How do you teach a subject that is changing every day?
Social media marketing and its relevance to your students is undeniable. Yet it’s elusive to grasp and teach, even if you can spend hours a day studying the field.
I don’t pretend to have an answer to this challenge, but I can offer help.
The Tao of Twitter: Changing your life and business 140 characters at a time is a 104 page book that is perfect for students and classroom use. It not only explains how to use Twitter to create personal and business benefits, but also WHY it is a transformational communication platform.
I have taught more than 100 social media marketing college-level classes and the concepts and approaches in this book are battle-tested! I’m confident this would make a perfect text book for any high school or college class that touches on social media, business, society, and communications.
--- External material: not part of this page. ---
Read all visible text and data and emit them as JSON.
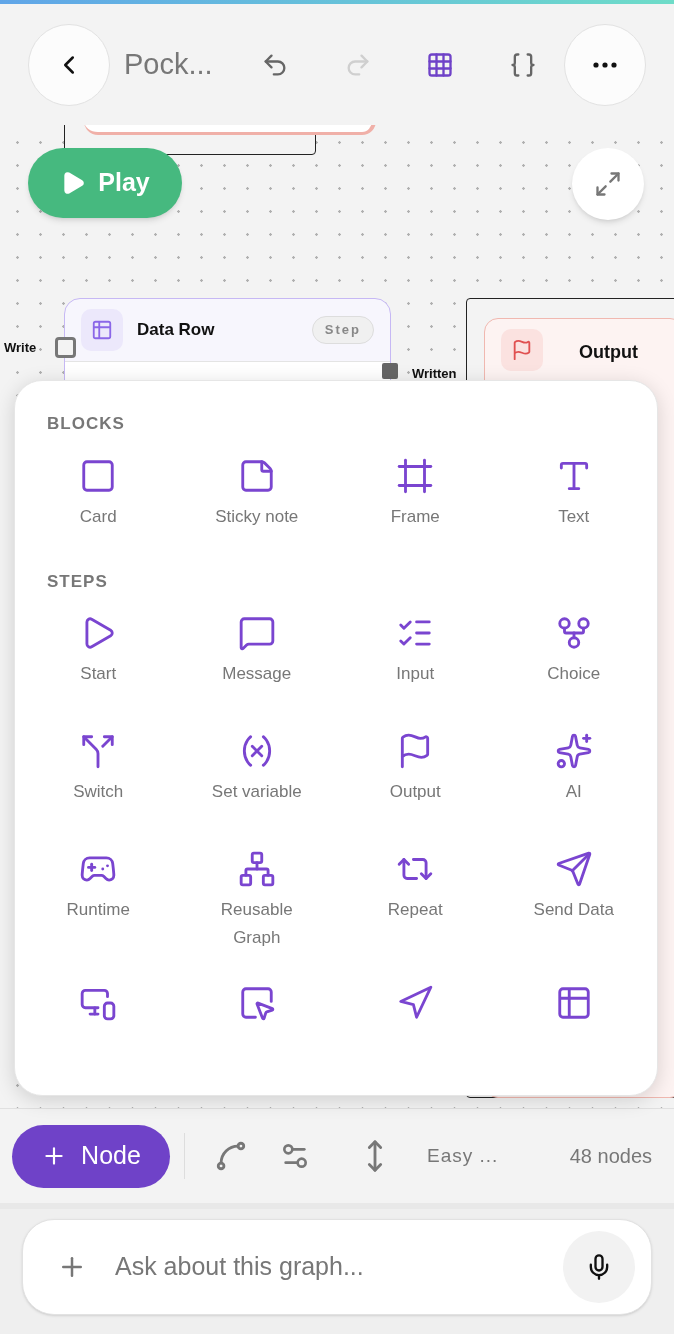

It would be appropriate for classes in:
- Business communications
- General business
- Social media
- Media and society
- Mass communications
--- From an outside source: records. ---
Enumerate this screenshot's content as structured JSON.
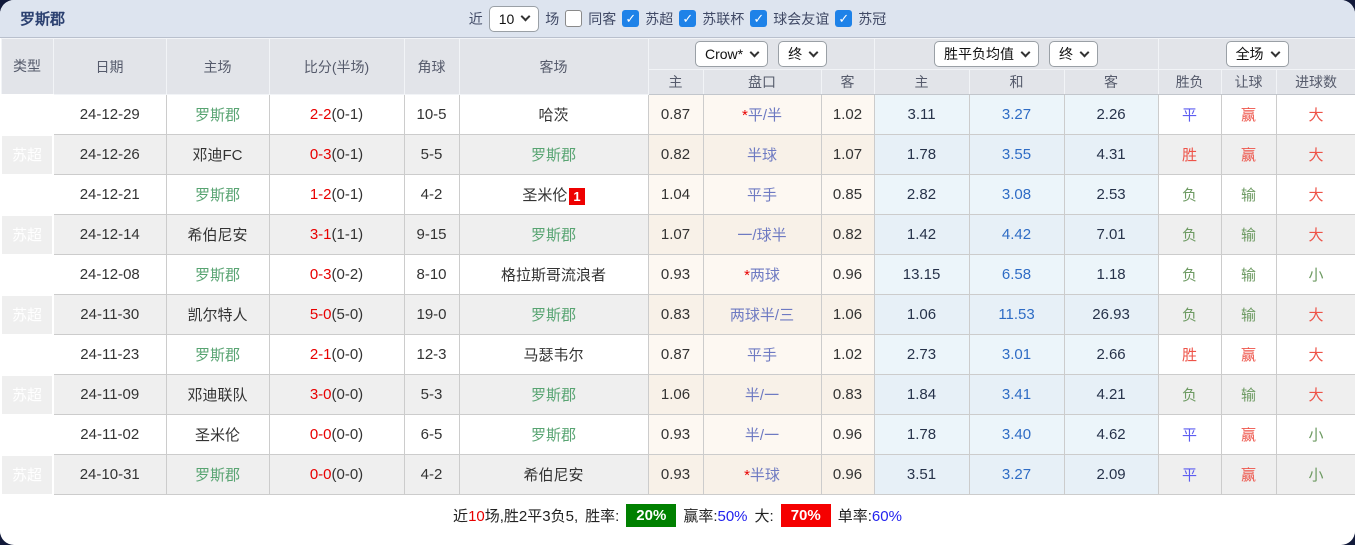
{
  "title": "罗斯郡",
  "topbar": {
    "near_label": "近",
    "count_select": "10",
    "matches_label": "场",
    "same_away": {
      "label": "同客",
      "checked": false
    },
    "leagues": [
      {
        "label": "苏超",
        "checked": true
      },
      {
        "label": "苏联杯",
        "checked": true
      },
      {
        "label": "球会友谊",
        "checked": true
      },
      {
        "label": "苏冠",
        "checked": true
      }
    ],
    "check_glyph": "✓"
  },
  "table_header": {
    "type": "类型",
    "date": "日期",
    "home": "主场",
    "score": "比分(半场)",
    "corners": "角球",
    "away": "客场",
    "bookmaker_select": "Crow*",
    "odds_time_select": "终",
    "avg_select": "胜平负均值",
    "avg_time_select": "终",
    "scope_select": "全场",
    "odds_cols": {
      "home": "主",
      "handicap": "盘口",
      "away": "客"
    },
    "avg_cols": {
      "home": "主",
      "draw": "和",
      "away": "客"
    },
    "result_cols": {
      "wdl": "胜负",
      "handicap": "让球",
      "goals": "进球数"
    }
  },
  "rows": [
    {
      "league": "苏超",
      "date": "24-12-29",
      "home": "罗斯郡",
      "home_active": true,
      "score": "2-2",
      "half": "(0-1)",
      "corners": "10-5",
      "away": "哈茨",
      "away_active": false,
      "away_badge": "",
      "odds": {
        "home": "0.87",
        "handicap": "平/半",
        "handicap_star": true,
        "away": "1.02"
      },
      "avg": {
        "home": "3.11",
        "draw": "3.27",
        "away": "2.26"
      },
      "result": {
        "wdl": "平",
        "handicap": "赢",
        "goals": "大"
      }
    },
    {
      "league": "苏超",
      "date": "24-12-26",
      "home": "邓迪FC",
      "home_active": false,
      "score": "0-3",
      "half": "(0-1)",
      "corners": "5-5",
      "away": "罗斯郡",
      "away_active": true,
      "away_badge": "",
      "odds": {
        "home": "0.82",
        "handicap": "半球",
        "handicap_star": false,
        "away": "1.07"
      },
      "avg": {
        "home": "1.78",
        "draw": "3.55",
        "away": "4.31"
      },
      "result": {
        "wdl": "胜",
        "handicap": "赢",
        "goals": "大"
      }
    },
    {
      "league": "苏超",
      "date": "24-12-21",
      "home": "罗斯郡",
      "home_active": true,
      "score": "1-2",
      "half": "(0-1)",
      "corners": "4-2",
      "away": "圣米伦",
      "away_active": false,
      "away_badge": "1",
      "odds": {
        "home": "1.04",
        "handicap": "平手",
        "handicap_star": false,
        "away": "0.85"
      },
      "avg": {
        "home": "2.82",
        "draw": "3.08",
        "away": "2.53"
      },
      "result": {
        "wdl": "负",
        "handicap": "输",
        "goals": "大"
      }
    },
    {
      "league": "苏超",
      "date": "24-12-14",
      "home": "希伯尼安",
      "home_active": false,
      "score": "3-1",
      "half": "(1-1)",
      "corners": "9-15",
      "away": "罗斯郡",
      "away_active": true,
      "away_badge": "",
      "odds": {
        "home": "1.07",
        "handicap": "一/球半",
        "handicap_star": false,
        "away": "0.82"
      },
      "avg": {
        "home": "1.42",
        "draw": "4.42",
        "away": "7.01"
      },
      "result": {
        "wdl": "负",
        "handicap": "输",
        "goals": "大"
      }
    },
    {
      "league": "苏超",
      "date": "24-12-08",
      "home": "罗斯郡",
      "home_active": true,
      "score": "0-3",
      "half": "(0-2)",
      "corners": "8-10",
      "away": "格拉斯哥流浪者",
      "away_active": false,
      "away_badge": "",
      "odds": {
        "home": "0.93",
        "handicap": "两球",
        "handicap_star": true,
        "away": "0.96"
      },
      "avg": {
        "home": "13.15",
        "draw": "6.58",
        "away": "1.18"
      },
      "result": {
        "wdl": "负",
        "handicap": "输",
        "goals": "小"
      }
    },
    {
      "league": "苏超",
      "date": "24-11-30",
      "home": "凯尔特人",
      "home_active": false,
      "score": "5-0",
      "half": "(5-0)",
      "corners": "19-0",
      "away": "罗斯郡",
      "away_active": true,
      "away_badge": "",
      "odds": {
        "home": "0.83",
        "handicap": "两球半/三",
        "handicap_star": false,
        "away": "1.06"
      },
      "avg": {
        "home": "1.06",
        "draw": "11.53",
        "away": "26.93"
      },
      "result": {
        "wdl": "负",
        "handicap": "输",
        "goals": "大"
      }
    },
    {
      "league": "苏超",
      "date": "24-11-23",
      "home": "罗斯郡",
      "home_active": true,
      "score": "2-1",
      "half": "(0-0)",
      "corners": "12-3",
      "away": "马瑟韦尔",
      "away_active": false,
      "away_badge": "",
      "odds": {
        "home": "0.87",
        "handicap": "平手",
        "handicap_star": false,
        "away": "1.02"
      },
      "avg": {
        "home": "2.73",
        "draw": "3.01",
        "away": "2.66"
      },
      "result": {
        "wdl": "胜",
        "handicap": "赢",
        "goals": "大"
      }
    },
    {
      "league": "苏超",
      "date": "24-11-09",
      "home": "邓迪联队",
      "home_active": false,
      "score": "3-0",
      "half": "(0-0)",
      "corners": "5-3",
      "away": "罗斯郡",
      "away_active": true,
      "away_badge": "",
      "odds": {
        "home": "1.06",
        "handicap": "半/一",
        "handicap_star": false,
        "away": "0.83"
      },
      "avg": {
        "home": "1.84",
        "draw": "3.41",
        "away": "4.21"
      },
      "result": {
        "wdl": "负",
        "handicap": "输",
        "goals": "大"
      }
    },
    {
      "league": "苏超",
      "date": "24-11-02",
      "home": "圣米伦",
      "home_active": false,
      "score": "0-0",
      "half": "(0-0)",
      "corners": "6-5",
      "away": "罗斯郡",
      "away_active": true,
      "away_badge": "",
      "odds": {
        "home": "0.93",
        "handicap": "半/一",
        "handicap_star": false,
        "away": "0.96"
      },
      "avg": {
        "home": "1.78",
        "draw": "3.40",
        "away": "4.62"
      },
      "result": {
        "wdl": "平",
        "handicap": "赢",
        "goals": "小"
      }
    },
    {
      "league": "苏超",
      "date": "24-10-31",
      "home": "罗斯郡",
      "home_active": true,
      "score": "0-0",
      "half": "(0-0)",
      "corners": "4-2",
      "away": "希伯尼安",
      "away_active": false,
      "away_badge": "",
      "odds": {
        "home": "0.93",
        "handicap": "半球",
        "handicap_star": true,
        "away": "0.96"
      },
      "avg": {
        "home": "3.51",
        "draw": "3.27",
        "away": "2.09"
      },
      "result": {
        "wdl": "平",
        "handicap": "赢",
        "goals": "小"
      }
    }
  ],
  "color_maps": {
    "wdl": {
      "胜": "c-red",
      "平": "c-blue",
      "负": "c-green"
    },
    "result": {
      "赢": "c-red",
      "输": "c-green",
      "大": "c-red",
      "小": "c-green"
    }
  },
  "footer": {
    "near_prefix": "近",
    "near_count": "10",
    "summary_text": "场,胜2平3负5,",
    "win_rate_label": "胜率:",
    "win_rate": "20%",
    "handicap_rate_label": "赢率:",
    "handicap_rate": "50%",
    "big_label": "大:",
    "big_rate": "70%",
    "single_rate_label": "单率:",
    "single_rate": "60%"
  },
  "colors": {
    "page_background": "#121a3a",
    "topbar_background": "#dde4ef",
    "header_background": "#e2e4e9",
    "league_cell_green": "#62ac7e",
    "team_green": "#58a472",
    "score_red": "#e80000",
    "handicap_blue": "#6e7ac2",
    "avg_draw_blue": "#2e6cc5",
    "result_red": "#ee5348",
    "result_blue": "#5c5cf0",
    "result_green": "#6d9a62",
    "checkbox_blue": "#1e82e8",
    "badge_red": "#ee0000",
    "footer_badge_green": "#008000",
    "footer_badge_red": "#f50000",
    "footer_blue": "#2222ee"
  }
}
- HR communications
In a field that is lacking relevant text books and teaching resources, The Tao of Twitter will connect for you and your students in important ways:
- If you assign The Tao of Twitter as required reading for the class, author Mark Schaefer will conduct a complimentary Skype lecture and Q&A session.
- This book is designed to cut through the hype of social media and ground an approach in traditional marketing fundamentals.
- It liberally uses real case studies to illustrate strategies, tactics and powerful business benefits of social media.
- It’s inexpensive and available in both paperback and digital forms.
I would be delighted to send you a complimentary copy for your review. Please write me at mark.schaefer@businessesGROW.com and I’ll send you a copy right away.
I’m passionate about helping students and teachers connect with social media and its potential to inspire, connect, and drive business benefits. I know you and your students will love The Tao of Twitter!
— Mark W. Schaefer
A video review from Professor Gary Shirr of Radford University: